of us who didn’t happen to be devouring a lump of animal flesh at that moment.
Eating out with friends! Why do people behave like that?
Perhaps you’ve already come up against that sort of person. They may sneer at you if you’re wearing leather shoes, or tell you that carrots scream when they’re boiled, or make some other mocking remark. Personally, I believe we’re dealing here with the phenomenon psychologists call projected guilt: The classic example
that psychologists tell each other about the lady who, when shown a series of random ink blots, exclaims to the psychologist: ‘How dare you, sir! How dare you show such disgusting pictures to me!’
The fault lies mainly in the eye of the beholder, and perhaps you should point that out if it ever happens to you.
On the whole, it’s probably best not to be provoked if you can help it. After all, why should anyone get their perverse entertainmentat your expense?
There are actually several good ways of handling this sort of situation. The first is to treat the question absolutely
seriously (with more seriousness than it really deserves), explore the reasons that lie behind it, and give it a precise answer. That will impress anyone else who happens to be listening, and may win you some grudging admiration from your assailant.
Eating out with friends! Another Ways!
Another way is to simply put the questioner down by poking some fun at them. Of course, they’ll hate you even more if you do this! My personal preference is to treat any critical remarks as veiled requests for information, until, of course, it’s quite obvious that the questioner is lusting after your blood, when you’ll have to do something to defend yourself.
If you’re prepared to ignore any preliminary insults (that some people, possibly insecure ones, feel they’ve got to make almost as a formality), then you may well strike up quite a good conversation. This dialogue took place when I was a guest at a wedding, and is a good example:
The Eating Dialogue!
QUESTIONER: ‘I see you’re not eating any meat’.
ME (examining plate): ‘Goodness me, you’re quite right, I’m not.
QUESTIONER: ‘Is that for religious reasons?
ME: No. Are you eating meat for religious reasons, then?’

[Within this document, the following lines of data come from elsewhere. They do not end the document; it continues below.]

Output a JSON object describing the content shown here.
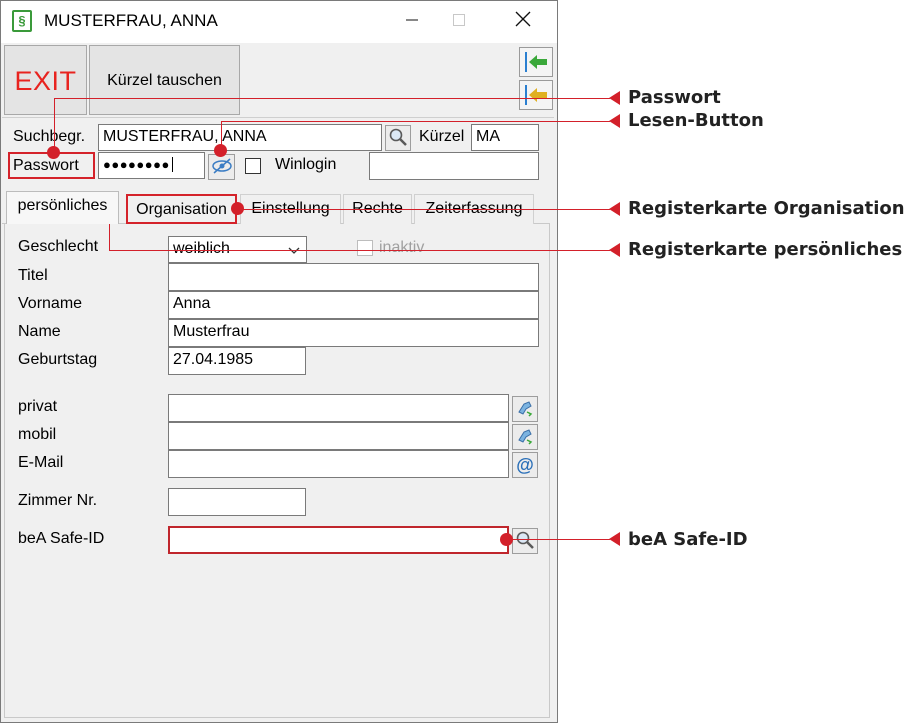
{
  "window": {
    "title": "MUSTERFRAU, ANNA",
    "icon_symbol": "§"
  },
  "toolbar": {
    "exit_label": "EXIT",
    "kurzel_label": "Kürzel tauschen"
  },
  "header_fields": {
    "suchbegr_label": "Suchbegr.",
    "suchbegr_value": "MUSTERFRAU, ANNA",
    "kurzel_label": "Kürzel",
    "kurzel_value": "MA",
    "passwort_label": "Passwort",
    "passwort_value": "●●●●●●●●",
    "winlogin_label": "Winlogin",
    "winlogin_checked": false,
    "winlogin_value": ""
  },
  "tabs": [
    {
      "label": "persönliches",
      "active": true
    },
    {
      "label": "Organisation"
    },
    {
      "label": "Einstellung"
    },
    {
      "label": "Rechte"
    },
    {
      "label": "Zeiterfassung"
    }
  ],
  "form": {
    "geschlecht_label": "Geschlecht",
    "geschlecht_value": "weiblich",
    "inaktiv_label": "inaktiv",
    "titel_label": "Titel",
    "titel_value": "",
    "vorname_label": "Vorname",
    "vorname_value": "Anna",
    "name_label": "Name",
    "name_value": "Musterfrau",
    "geburtstag_label": "Geburtstag",
    "geburtstag_value": "27.04.1985",
    "privat_label": "privat",
    "privat_value": "",
    "mobil_label": "mobil",
    "mobil_value": "",
    "email_label": "E-Mail",
    "email_value": "",
    "email_button_symbol": "@",
    "zimmer_label": "Zimmer Nr.",
    "zimmer_value": "",
    "bea_label": "beA Safe-ID",
    "bea_value": ""
  },
  "callouts": {
    "passwort": "Passwort",
    "lesen_button": "Lesen-Button",
    "registerkarte_organisation": "Registerkarte Organisation",
    "registerkarte_persoenliches": "Registerkarte persönliches",
    "bea_safe_id": "beA Safe-ID"
  },
  "colors": {
    "exit_text": "#e8231f",
    "annotation": "#d3202a",
    "arrow_green": "#3aa83a",
    "arrow_yellow": "#e0b020"
  }
}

QUESTIONER: ‘No, I just like it. Why aren’t you eating what the rest of us are eating?’
ME: ‘There are several other people eating the same as me. I
hope it doesn’t make you feel too uncomfortable
QUESTIONER: They say that carrots scream, you know, when you boil them.
ME: Well, personally, I tend to eat them raw. But I doubt whether they scream. They don’t have a central nervous system, so they don’t have the same ability to suffer that animals and humans do. But a lot of people are cutting down on their meat these days, often for health reasons. How about you?’
QUESTIONER: ‘Well, I suppose I am eating less than I used to. It doesn’t seem to taste the same as it used to. But I wouldn’t know what to replace it with.’
My favourite dishes for friends
And so we got into a discussion of meat ‘replacements, and I told him about some of my favourite dishes, and we struck up a good conversation that several other people joined in with. By standing your ground quite firmly, but not responding to an aggressive preliminary, you stand the best chance of avoiding a clash and maybe making a friend. Go out and make it work for you!